Iran has rejected any cap on output as it restores volumes following the removal of sanctions in January. The country’s refusal to participate in a production freeze proposed earlier this year prompted Saudi Arabia to block a deal between OPEC and Russia in April.

Although OPEC regularly ignores its own output targets and there was no suggestion anyone would cut production Thursday, even a token gesture could have helped to boost prices. Brent crude dropped as much as 1.8 percent, and was down 0.4 percent at $49.54 a barrel at 4:24 p.m. in London.

“The lack of an oil production target is bearish for prices, especially because hopes of a deal had increased in the past couple of days,” Jason Schenker, president of Prestige Economics LLC, said in an e-mailed note. “Say goodbye to OPEC’s efficacy as a united group.”

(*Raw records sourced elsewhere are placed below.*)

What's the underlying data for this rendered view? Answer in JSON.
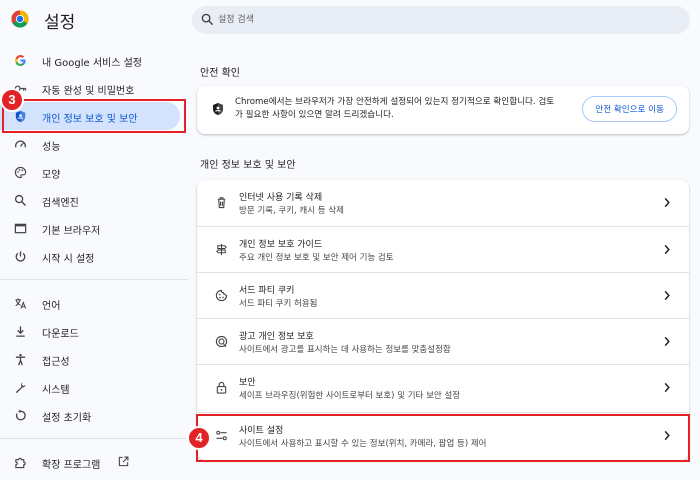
{
  "app": {
    "title": "설정"
  },
  "search": {
    "placeholder": "설정 검색"
  },
  "sidebar": {
    "items": [
      {
        "label": "내 Google 서비스 설정",
        "icon": "google-icon"
      },
      {
        "label": "자동 완성 및 비밀번호",
        "icon": "autofill-icon"
      },
      {
        "label": "개인 정보 보호 및 보안",
        "icon": "shield-icon",
        "active": true
      },
      {
        "label": "성능",
        "icon": "speedometer-icon"
      },
      {
        "label": "모양",
        "icon": "palette-icon"
      },
      {
        "label": "검색엔진",
        "icon": "search-icon"
      },
      {
        "label": "기본 브라우저",
        "icon": "browser-window-icon"
      },
      {
        "label": "시작 시 설정",
        "icon": "power-icon"
      },
      {
        "label": "언어",
        "icon": "translate-icon"
      },
      {
        "label": "다운로드",
        "icon": "download-icon"
      },
      {
        "label": "접근성",
        "icon": "accessibility-icon"
      },
      {
        "label": "시스템",
        "icon": "wrench-icon"
      },
      {
        "label": "설정 초기화",
        "icon": "reset-icon"
      },
      {
        "label": "확장 프로그램",
        "icon": "extension-icon"
      }
    ]
  },
  "annotations": {
    "badge_3": "3",
    "badge_4": "4",
    "highlight_color": "#e32227"
  },
  "safety_check": {
    "section_title": "안전 확인",
    "description": "Chrome에서는 브라우저가 가장 안전하게 설정되어 있는지 정기적으로 확인합니다. 검토가 필요한 사항이 있으면 알려 드리겠습니다.",
    "button_label": "안전 확인으로 이동"
  },
  "privacy": {
    "section_title": "개인 정보 보호 및 보안",
    "rows": [
      {
        "title": "인터넷 사용 기록 삭제",
        "subtitle": "방문 기록, 쿠키, 캐시 등 삭제",
        "icon": "trash-icon"
      },
      {
        "title": "개인 정보 보호 가이드",
        "subtitle": "주요 개인 정보 보호 및 보안 제어 기능 검토",
        "icon": "guide-icon"
      },
      {
        "title": "서드 파티 쿠키",
        "subtitle": "서드 파티 쿠키 허용됨",
        "icon": "cookie-icon"
      },
      {
        "title": "광고 개인 정보 보호",
        "subtitle": "사이트에서 광고를 표시하는 데 사용하는 정보를 맞춤설정함",
        "icon": "ad-privacy-icon"
      },
      {
        "title": "보안",
        "subtitle": "세이프 브라우징(위험한 사이트로부터 보호) 및 기타 보안 설정",
        "icon": "lock-icon"
      },
      {
        "title": "사이트 설정",
        "subtitle": "사이트에서 사용하고 표시할 수 있는 정보(위치, 카메라, 팝업 등) 제어",
        "icon": "sliders-icon"
      }
    ]
  },
  "colors": {
    "accent": "#0b57d0",
    "active_bg": "#d3e3fd",
    "background": "#f8fafd"
  }
}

Weekly Market Outlook

And they’re moving in different directions

The S&P 500 still has two major hurdles to overcome before it can set fresh all-time highs, according to Societe Generale SA.

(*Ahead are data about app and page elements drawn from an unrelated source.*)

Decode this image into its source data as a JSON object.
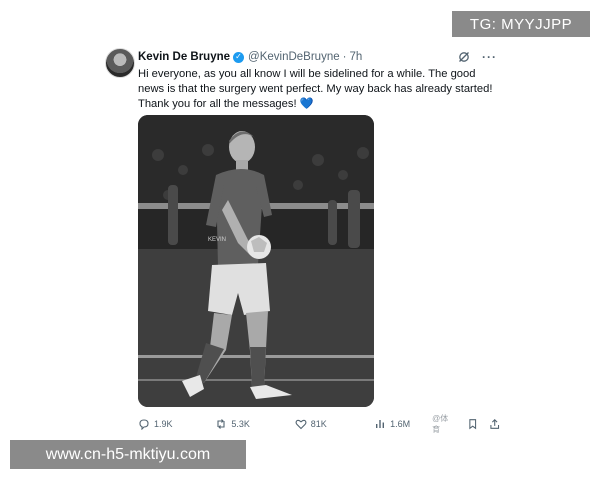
{
  "overlay": {
    "tg_badge": "TG: MYYJJPP",
    "url_banner": "www.cn-h5-mktiyu.com"
  },
  "tweet": {
    "author_name": "Kevin De Bruyne",
    "handle": "@KevinDeBruyne",
    "separator": "·",
    "time": "7h",
    "text": "Hi everyone, as you all know I will be sidelined for a while. The good news is that the surgery went perfect. My way back has already started! Thank you for all the messages!",
    "emoji": "💙",
    "image_alt": "black-and-white photo of footballer holding a ball on the pitch",
    "jersey_text": "KEVIN",
    "counts": {
      "replies": "1.9K",
      "reposts": "5.3K",
      "likes": "81K",
      "views": "1.6M"
    },
    "watermark_small": "@体育"
  }
}
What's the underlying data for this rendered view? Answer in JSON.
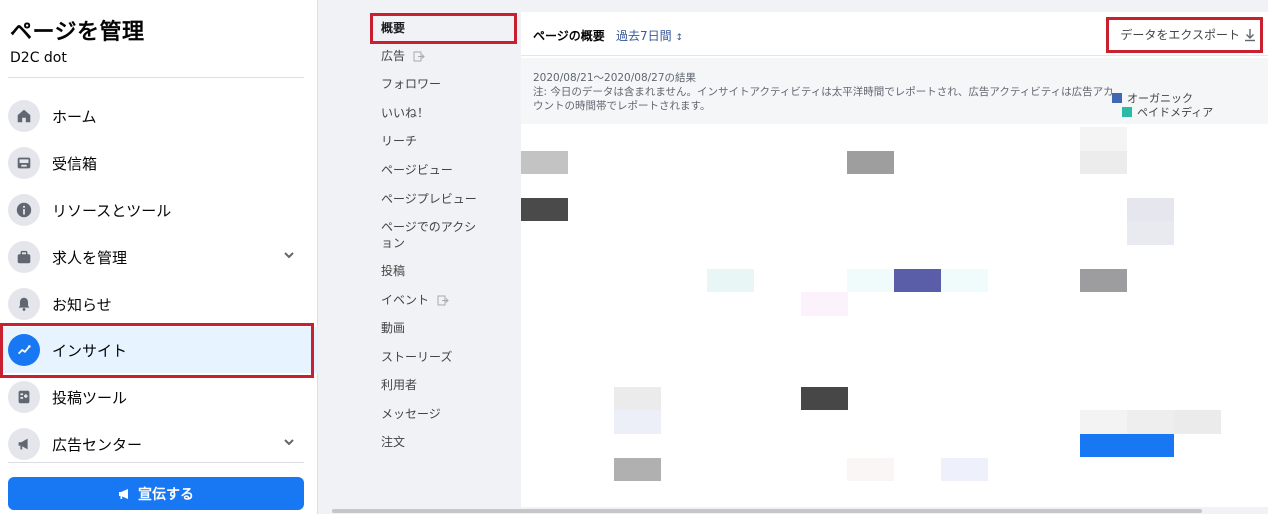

The first-quarter earnings season reinforced two problems for companies in the benchmark index, which ahead of the open on Thursday sat less than 1.5 percent away from its record closing high, reached in May 2015.

Top-line growth remains elusive, said Head of Global Research Patrick Legland, which isn’t too surprising in light of the downturn in global trade volumes.

Source: Societe Generale

“Sales growth depends increasingly on currency changes,” Legland writes, because of a slowdown in global demand and subdued consumption in the U.S.

In other words, if the actual volume of sales isn’t growing much, S&P 500 firms need the dollar value of those sales to rise in order to generate stronger revenue growth.

The weakness in the U.S. currency seen during the first four months of 2016 promised to bring about the end of Corporate America’s biggest headache and bolstered the domestic economic outlook, to boot. However the renewed desire of the Federal Reserve to continue raising interest rates, should economic data and financial markets cooperate, sent the greenback on a tear in May.

As a result, the U.S. trade-weighted major currency index has flipped back into positive territory on an annual basis, suggesting that this drag on revenue growth may not abate soon.

Source: Bloomberg

The recent performance of equity markets around the world makes it clear that the retreat in the greenback was indeed what facilitated the resurgence of riskier assets that began in the middle of February, according to SocGen Global Head of Quantitative Strategy Andrew Lapthorne.

“While equity markets have been okay but not incredible in recent weeks, a whole string of USD related trades feature amongst the leaders and laggards,” writes Lapthorne.

Meager global economic growth has made the U.S. currency “critical for the S&P 500, given the elevated valuation levels,” adds Legland.

Meanwhile a Morgan Stanley team led by Chief European Economist Elga Bartsch suggested yesterday that we could be in the midst of a respite in global trade woes — albeit one that could prove fleeting.

The bank’s global trade leading indicator “seems to point to a tentative recovery in global trade growth in the course of the second quarter, underscoring our forecasts for a recovery in global growth in the spring,” according to Bartsch. Looking ahead, the bank will also keep an eye on whether the policy-induced mini-upcycle in China could end sooner than expected, she writes — something that could portend headwinds for a recovery in global trade.

That means these two major hurdles could be moving in opposite directions in the near future, in the event that an improvement in the global growth environment coincides with a mid-year hike from the Federal Reserve that has yet to be fully priced-in.